Top of Dataset entries

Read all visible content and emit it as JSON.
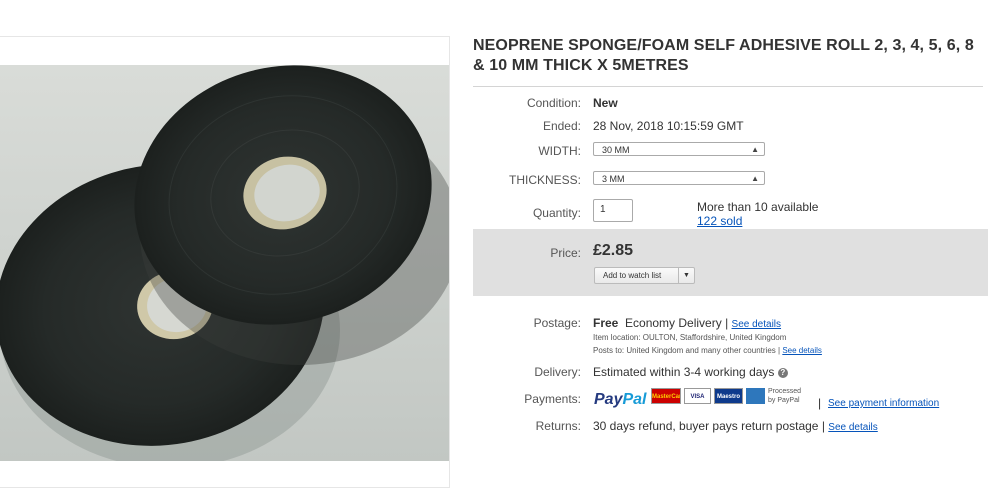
{
  "listing": {
    "title": "NEOPRENE SPONGE/FOAM SELF ADHESIVE ROLL 2, 3, 4, 5, 6, 8 & 10 MM THICK X 5METRES"
  },
  "details": {
    "condition_label": "Condition:",
    "condition_value": "New",
    "ended_label": "Ended:",
    "ended_value": "28 Nov, 2018  10:15:59 GMT",
    "width_label": "WIDTH:",
    "width_value": "30 MM",
    "thickness_label": "THICKNESS:",
    "thickness_value": "3 MM",
    "quantity_label": "Quantity:",
    "quantity_value": "1",
    "availability": "More than 10 available",
    "sold": "122 sold"
  },
  "price": {
    "label": "Price:",
    "value": "£2.85",
    "watch_label": "Add to watch list"
  },
  "postage": {
    "label": "Postage:",
    "free": "Free",
    "service": "Economy Delivery",
    "sep": "|",
    "see_details": "See details",
    "item_location": "Item location:  OULTON, Staffordshire, United Kingdom",
    "posts_to": "Posts to:  United Kingdom and many other countries |",
    "posts_see_details": "See details"
  },
  "delivery": {
    "label": "Delivery:",
    "value": "Estimated within 3-4 working days",
    "help_icon": "?"
  },
  "payments": {
    "label": "Payments:",
    "paypal_pay": "Pay",
    "paypal_pal": "Pal",
    "card_mastercard": "MasterCard",
    "card_visa": "VISA",
    "card_maestro": "Maestro",
    "processed": "Processed",
    "by_paypal": "by PayPal",
    "sep": "|",
    "see_payment": "See payment information"
  },
  "returns": {
    "label": "Returns:",
    "value": "30 days refund, buyer pays return postage",
    "sep": "|",
    "see_details": "See details"
  },
  "colors": {
    "link": "#0654ba",
    "price_box": "#e0e0e0",
    "paypal_dark": "#253b80",
    "paypal_light": "#179bd7"
  }
}
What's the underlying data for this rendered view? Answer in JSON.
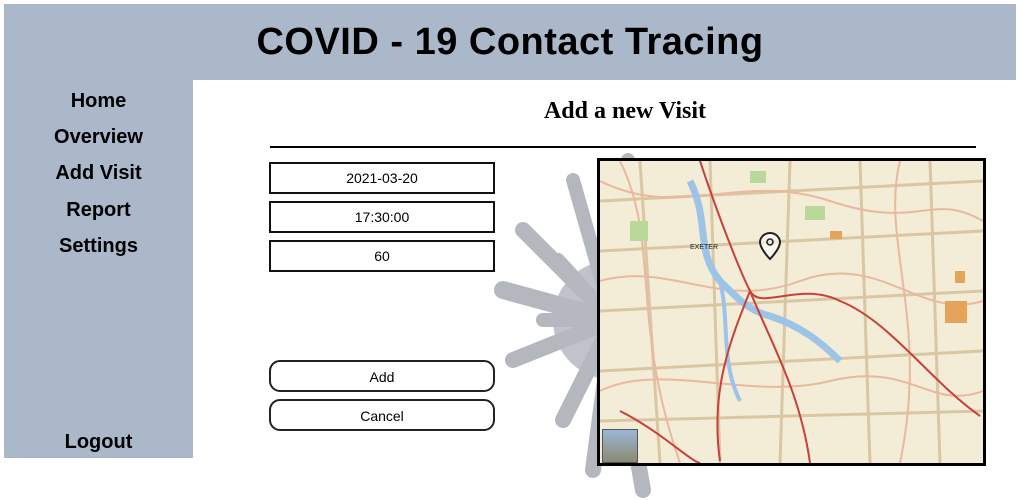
{
  "header": {
    "title": "COVID - 19 Contact Tracing"
  },
  "sidebar": {
    "items": [
      {
        "label": "Home"
      },
      {
        "label": "Overview"
      },
      {
        "label": "Add Visit"
      },
      {
        "label": "Report"
      },
      {
        "label": "Settings"
      }
    ],
    "logout_label": "Logout"
  },
  "main": {
    "title": "Add a new Visit",
    "form": {
      "date_value": "2021-03-20",
      "time_value": "17:30:00",
      "duration_value": "60"
    },
    "buttons": {
      "add_label": "Add",
      "cancel_label": "Cancel"
    },
    "map": {
      "place_label": "EXETER",
      "marker_icon": "map-pin-icon"
    }
  }
}
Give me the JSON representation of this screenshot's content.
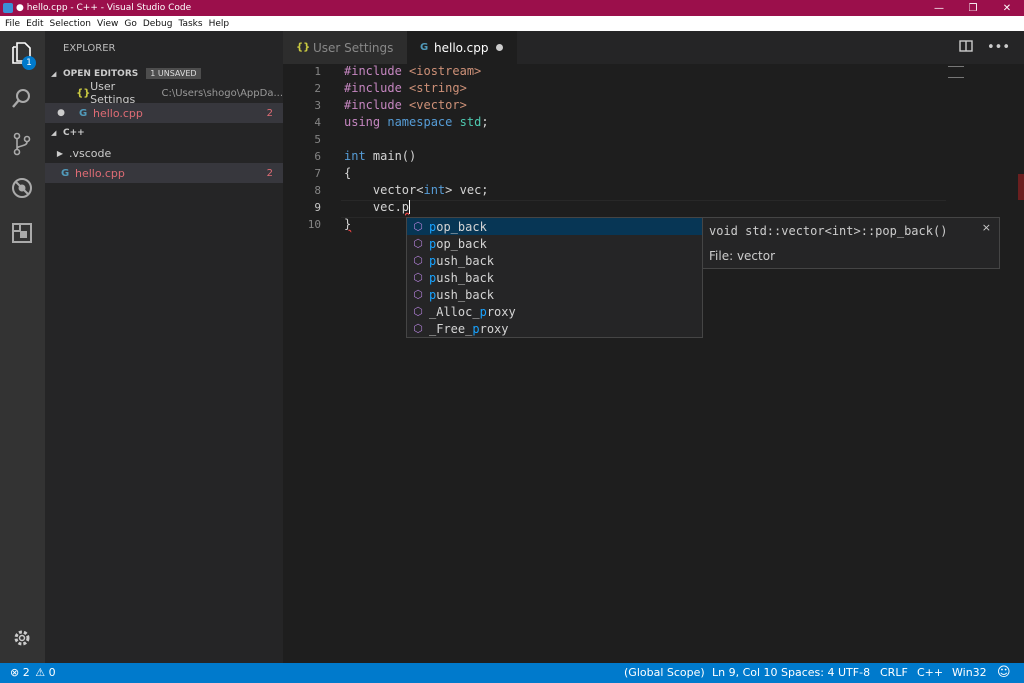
{
  "window": {
    "title": "● hello.cpp - C++ - Visual Studio Code",
    "min": "—",
    "max": "❐",
    "close": "✕"
  },
  "menu": [
    "File",
    "Edit",
    "Selection",
    "View",
    "Go",
    "Debug",
    "Tasks",
    "Help"
  ],
  "activity": {
    "explorer_badge": "1"
  },
  "sidebar": {
    "title": "EXPLORER",
    "open_editors_label": "OPEN EDITORS",
    "unsaved_badge": "1 UNSAVED",
    "open_editors": [
      {
        "name": "User Settings",
        "path": "C:\\Users\\shogo\\AppDa...",
        "icon": "{}"
      },
      {
        "name": "hello.cpp",
        "count": "2",
        "icon": "G"
      }
    ],
    "folder_label": "C++",
    "folder_items": [
      {
        "name": ".vscode"
      },
      {
        "name": "hello.cpp",
        "count": "2",
        "icon": "G"
      }
    ]
  },
  "tabs": [
    {
      "label": "User Settings",
      "icon": "{}"
    },
    {
      "label": "hello.cpp",
      "icon": "G"
    }
  ],
  "editor": {
    "line_numbers": [
      "1",
      "2",
      "3",
      "4",
      "5",
      "6",
      "7",
      "8",
      "9",
      "10"
    ]
  },
  "suggest": {
    "items": [
      {
        "prefix": "p",
        "rest": "op_back"
      },
      {
        "prefix": "p",
        "rest": "op_back"
      },
      {
        "prefix": "p",
        "rest": "ush_back"
      },
      {
        "prefix": "p",
        "rest": "ush_back"
      },
      {
        "prefix": "p",
        "rest": "ush_back"
      },
      {
        "pre": "_Alloc_",
        "prefix": "p",
        "rest": "roxy"
      },
      {
        "pre": "_Free_",
        "prefix": "p",
        "rest": "roxy"
      }
    ],
    "detail_signature": "void std::vector<int>::pop_back()",
    "detail_file": "File: vector",
    "close": "×"
  },
  "status": {
    "errors": "2",
    "warnings": "0",
    "scope": "(Global Scope)",
    "position": "Ln 9, Col 10",
    "spaces": "Spaces: 4",
    "encoding": "UTF-8",
    "eol": "CRLF",
    "language": "C++",
    "platform": "Win32"
  }
}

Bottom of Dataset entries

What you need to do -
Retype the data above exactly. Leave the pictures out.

Response area -
Read all visible content and emit it as JSON.
{
  "listing": {
    "title": "NEOPRENE SPONGE/FOAM SELF ADHESIVE ROLL 2, 3, 4, 5, 6, 8 & 10 MM THICK X 5METRES"
  },
  "details": {
    "condition_label": "Condition:",
    "condition_value": "New",
    "ended_label": "Ended:",
    "ended_value": "28 Nov, 2018  10:15:59 GMT",
    "width_label": "WIDTH:",
    "width_value": "30 MM",
    "thickness_label": "THICKNESS:",
    "thickness_value": "3 MM",
    "quantity_label": "Quantity:",
    "quantity_value": "1",
    "availability": "More than 10 available",
    "sold": "122 sold"
  },
  "price": {
    "label": "Price:",
    "value": "£2.85",
    "watch_label": "Add to watch list"
  },
  "postage": {
    "label": "Postage:",
    "free": "Free",
    "service": "Economy Delivery",
    "sep": "|",
    "see_details": "See details",
    "item_location": "Item location:  OULTON, Staffordshire, United Kingdom",
    "posts_to": "Posts to:  United Kingdom and many other countries |",
    "posts_see_details": "See details"
  },
  "delivery": {
    "label": "Delivery:",
    "value": "Estimated within 3-4 working days",
    "help_icon": "?"
  },
  "payments": {
    "label": "Payments:",
    "paypal_pay": "Pay",
    "paypal_pal": "Pal",
    "card_mastercard": "MasterCard",
    "card_visa": "VISA",
    "card_maestro": "Maestro",
    "processed": "Processed",
    "by_paypal": "by PayPal",
    "sep": "|",
    "see_payment": "See payment information"
  },
  "returns": {
    "label": "Returns:",
    "value": "30 days refund, buyer pays return postage",
    "sep": "|",
    "see_details": "See details"
  },
  "colors": {
    "link": "#0654ba",
    "price_box": "#e0e0e0",
    "paypal_dark": "#253b80",
    "paypal_light": "#179bd7"
  }
}
What's the underlying data for this rendered view? Answer in JSON.
{
  "header": {
    "title": "COVID - 19 Contact Tracing"
  },
  "sidebar": {
    "items": [
      {
        "label": "Home"
      },
      {
        "label": "Overview"
      },
      {
        "label": "Add Visit"
      },
      {
        "label": "Report"
      },
      {
        "label": "Settings"
      }
    ],
    "logout_label": "Logout"
  },
  "main": {
    "title": "Add a new Visit",
    "form": {
      "date_value": "2021-03-20",
      "time_value": "17:30:00",
      "duration_value": "60"
    },
    "buttons": {
      "add_label": "Add",
      "cancel_label": "Cancel"
    },
    "map": {
      "place_label": "EXETER",
      "marker_icon": "map-pin-icon"
    }
  }
}
Give me the JSON representation of this screenshot's content.
{
  "window": {
    "title": "● hello.cpp - C++ - Visual Studio Code",
    "min": "—",
    "max": "❐",
    "close": "✕"
  },
  "menu": [
    "File",
    "Edit",
    "Selection",
    "View",
    "Go",
    "Debug",
    "Tasks",
    "Help"
  ],
  "activity": {
    "explorer_badge": "1"
  },
  "sidebar": {
    "title": "EXPLORER",
    "open_editors_label": "OPEN EDITORS",
    "unsaved_badge": "1 UNSAVED",
    "open_editors": [
      {
        "name": "User Settings",
        "path": "C:\\Users\\shogo\\AppDa...",
        "icon": "{}"
      },
      {
        "name": "hello.cpp",
        "count": "2",
        "icon": "G"
      }
    ],
    "folder_label": "C++",
    "folder_items": [
      {
        "name": ".vscode"
      },
      {
        "name": "hello.cpp",
        "count": "2",
        "icon": "G"
      }
    ]
  },
  "tabs": [
    {
      "label": "User Settings",
      "icon": "{}"
    },
    {
      "label": "hello.cpp",
      "icon": "G"
    }
  ],
  "editor": {
    "line_numbers": [
      "1",
      "2",
      "3",
      "4",
      "5",
      "6",
      "7",
      "8",
      "9",
      "10"
    ]
  },
  "suggest": {
    "items": [
      {
        "prefix": "p",
        "rest": "op_back"
      },
      {
        "prefix": "p",
        "rest": "op_back"
      },
      {
        "prefix": "p",
        "rest": "ush_back"
      },
      {
        "prefix": "p",
        "rest": "ush_back"
      },
      {
        "prefix": "p",
        "rest": "ush_back"
      },
      {
        "pre": "_Alloc_",
        "prefix": "p",
        "rest": "roxy"
      },
      {
        "pre": "_Free_",
        "prefix": "p",
        "rest": "roxy"
      }
    ],
    "detail_signature": "void std::vector<int>::pop_back()",
    "detail_file": "File: vector",
    "close": "×"
  },
  "status": {
    "errors": "2",
    "warnings": "0",
    "scope": "(Global Scope)",
    "position": "Ln 9, Col 10",
    "spaces": "Spaces: 4",
    "encoding": "UTF-8",
    "eol": "CRLF",
    "language": "C++",
    "platform": "Win32"
  }
}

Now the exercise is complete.